(Dataset rows for apps and sites)
────

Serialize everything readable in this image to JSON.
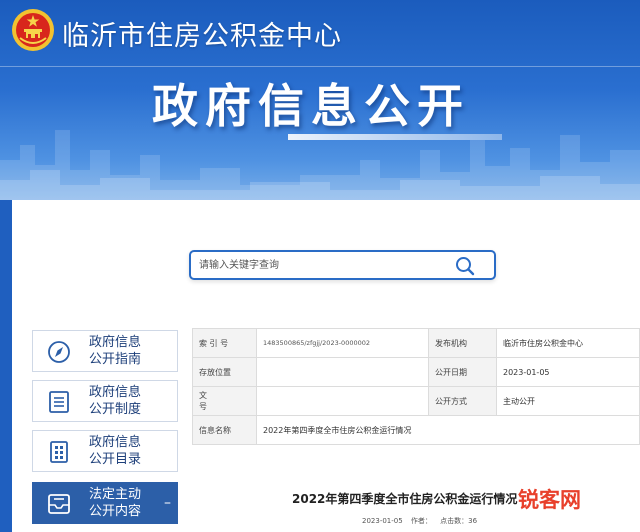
{
  "header": {
    "site_title": "临沂市住房公积金中心",
    "hero_title": "政府信息公开"
  },
  "search": {
    "placeholder": "请输入关键字查询"
  },
  "sidebar": {
    "items": [
      {
        "label_line1": "政府信息",
        "label_line2": "公开指南",
        "icon": "compass-icon"
      },
      {
        "label_line1": "政府信息",
        "label_line2": "公开制度",
        "icon": "document-list-icon"
      },
      {
        "label_line1": "政府信息",
        "label_line2": "公开目录",
        "icon": "grid-book-icon"
      },
      {
        "label_line1": "法定主动",
        "label_line2": "公开内容",
        "icon": "inbox-icon",
        "active": true,
        "indicator": "–"
      }
    ]
  },
  "info_table": {
    "rows": [
      {
        "k1": "索 引 号",
        "v1": "1483500865/zfgjj/2023-0000002",
        "k2": "发布机构",
        "v2": "临沂市住房公积金中心"
      },
      {
        "k1": "存放位置",
        "v1": "",
        "k2": "公开日期",
        "v2": "2023-01-05"
      },
      {
        "k1": "文 号",
        "v1": "",
        "k2": "公开方式",
        "v2": "主动公开"
      }
    ],
    "name_label": "信息名称",
    "name_value": "2022年第四季度全市住房公积金运行情况"
  },
  "article": {
    "title": "2022年第四季度全市住房公积金运行情况",
    "date": "2023-01-05",
    "author_label": "作者：",
    "views_label": "点击数：36"
  },
  "watermark": "锐客网",
  "colors": {
    "banner": "#1f5fbf",
    "accent_blue": "#2a6cc6",
    "active_sidebar": "#2c5fa8",
    "watermark": "#e8402b"
  }
}
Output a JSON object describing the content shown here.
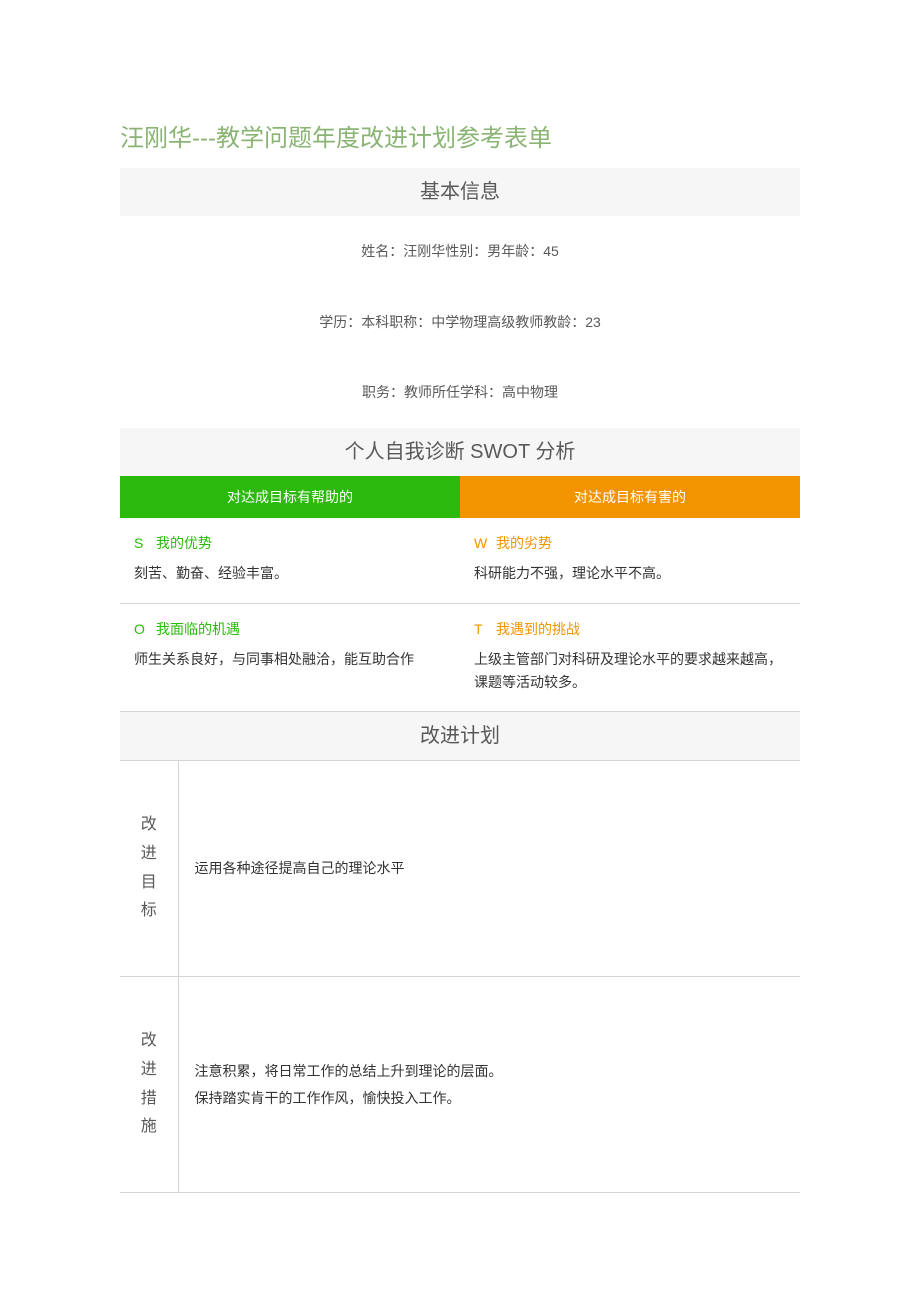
{
  "title": "汪刚华---教学问题年度改进计划参考表单",
  "sections": {
    "basic_info_header": "基本信息",
    "swot_header": "个人自我诊断 SWOT 分析",
    "plan_header": "改进计划"
  },
  "basic_info": {
    "row1": "姓名：汪刚华性别：男年龄：45",
    "row2": "学历：本科职称：中学物理高级教师教龄：23",
    "row3": "职务：教师所任学科：高中物理"
  },
  "swot": {
    "helpful_header": "对达成目标有帮助的",
    "harmful_header": "对达成目标有害的",
    "s": {
      "letter": "S",
      "label": "我的优势",
      "content": "刻苦、勤奋、经验丰富。"
    },
    "w": {
      "letter": "W",
      "label": "我的劣势",
      "content": "科研能力不强，理论水平不高。"
    },
    "o": {
      "letter": "O",
      "label": "我面临的机遇",
      "content": "师生关系良好，与同事相处融洽，能互助合作"
    },
    "t": {
      "letter": "T",
      "label": "我遇到的挑战",
      "content": "上级主管部门对科研及理论水平的要求越来越高，课题等活动较多。"
    }
  },
  "plan": {
    "goal_label_1": "改",
    "goal_label_2": "进",
    "goal_label_3": "目",
    "goal_label_4": "标",
    "goal_content": "运用各种途径提高自己的理论水平",
    "measure_label_1": "改",
    "measure_label_2": "进",
    "measure_label_3": "措",
    "measure_label_4": "施",
    "measure_content_1": "注意积累，将日常工作的总结上升到理论的层面。",
    "measure_content_2": "保持踏实肯干的工作作风，愉快投入工作。"
  }
}
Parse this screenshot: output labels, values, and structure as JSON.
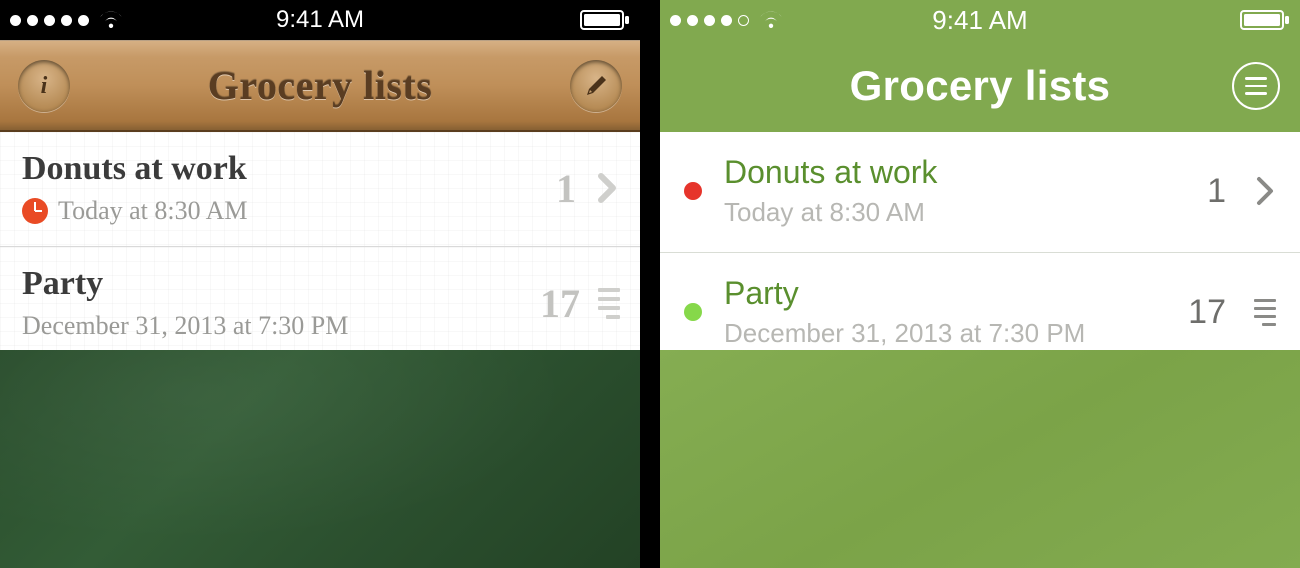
{
  "status": {
    "time": "9:41 AM"
  },
  "left": {
    "header": {
      "title": "Grocery lists"
    },
    "items": [
      {
        "title": "Donuts at work",
        "subtitle": "Today at 8:30 AM",
        "count": "1",
        "has_clock": true,
        "accessory": "chevron"
      },
      {
        "title": "Party",
        "subtitle": "December 31, 2013 at 7:30 PM",
        "count": "17",
        "has_clock": false,
        "accessory": "lines"
      }
    ]
  },
  "right": {
    "header": {
      "title": "Grocery lists"
    },
    "items": [
      {
        "title": "Donuts at work",
        "subtitle": "Today at 8:30 AM",
        "count": "1",
        "dot_color": "#e6342b",
        "accessory": "chevron"
      },
      {
        "title": "Party",
        "subtitle": "December 31, 2013 at 7:30 PM",
        "count": "17",
        "dot_color": "#86d84a",
        "accessory": "lines"
      }
    ],
    "colors": {
      "accent": "#5a8f2e",
      "header_bg": "#81a94f"
    }
  }
}
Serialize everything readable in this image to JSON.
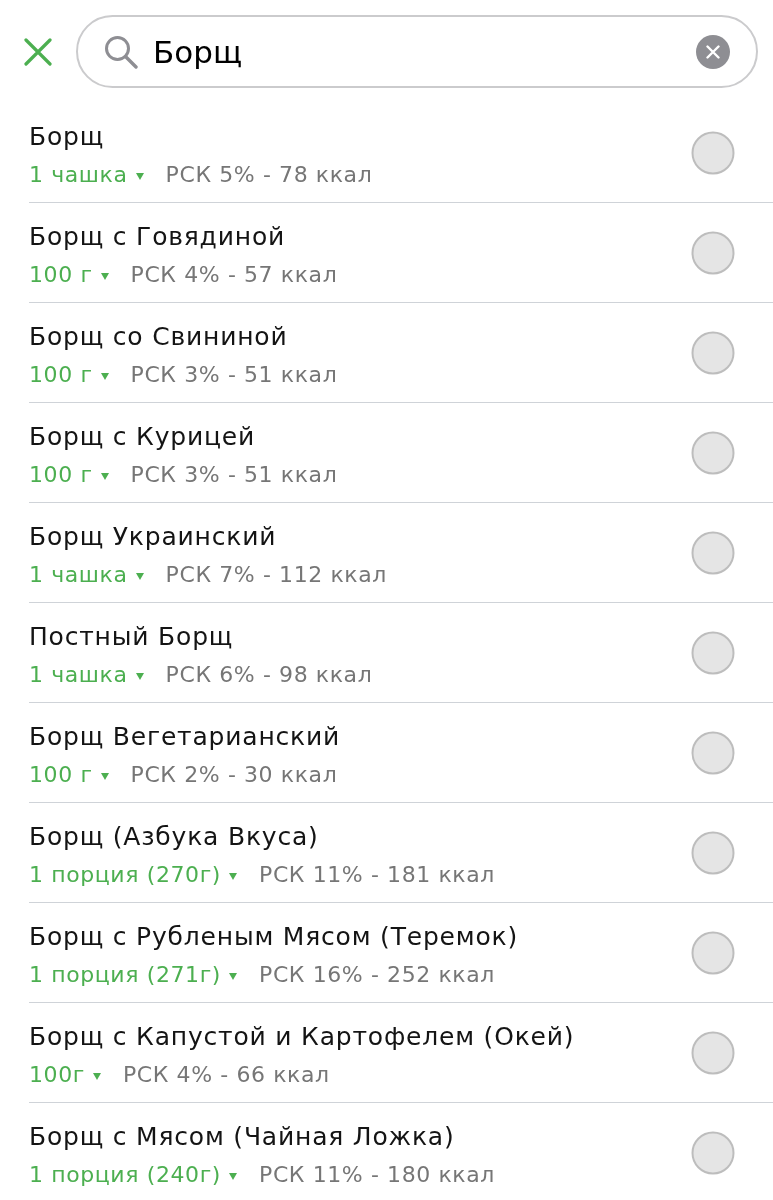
{
  "search": {
    "value": "Борщ"
  },
  "results": [
    {
      "name": "Борщ",
      "serving": "1 чашка",
      "summary": "РСК 5% - 78 ккал",
      "selected": false
    },
    {
      "name": "Борщ с Говядиной",
      "serving": "100 г",
      "summary": "РСК 4% - 57 ккал",
      "selected": false
    },
    {
      "name": "Борщ со Свининой",
      "serving": "100 г",
      "summary": "РСК 3% - 51 ккал",
      "selected": false
    },
    {
      "name": "Борщ с Курицей",
      "serving": "100 г",
      "summary": "РСК 3% - 51 ккал",
      "selected": false
    },
    {
      "name": "Борщ Украинский",
      "serving": "1 чашка",
      "summary": "РСК 7% - 112 ккал",
      "selected": false
    },
    {
      "name": "Постный Борщ",
      "serving": "1 чашка",
      "summary": "РСК 6% - 98 ккал",
      "selected": false
    },
    {
      "name": "Борщ Вегетарианский",
      "serving": "100 г",
      "summary": "РСК 2% - 30 ккал",
      "selected": false
    },
    {
      "name": "Борщ (Азбука Вкуса)",
      "serving": "1 порция (270г)",
      "summary": "РСК 11% - 181 ккал",
      "selected": false
    },
    {
      "name": "Борщ с Рубленым Мясом (Теремок)",
      "serving": "1 порция (271г)",
      "summary": "РСК 16% - 252 ккал",
      "selected": false
    },
    {
      "name": "Борщ с Капустой и Картофелем (Окей)",
      "serving": "100г",
      "summary": "РСК 4% - 66 ккал",
      "selected": false
    },
    {
      "name": "Борщ с Мясом (Чайная Ложка)",
      "serving": "1 порция (240г)",
      "summary": "РСК 11% - 180 ккал",
      "selected": false
    }
  ]
}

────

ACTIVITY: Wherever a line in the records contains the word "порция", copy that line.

SOLUTION FOR THIS EXERCISE:
      "serving": "1 порция (270г)",
      "serving": "1 порция (271г)",
      "serving": "1 порция (240г)",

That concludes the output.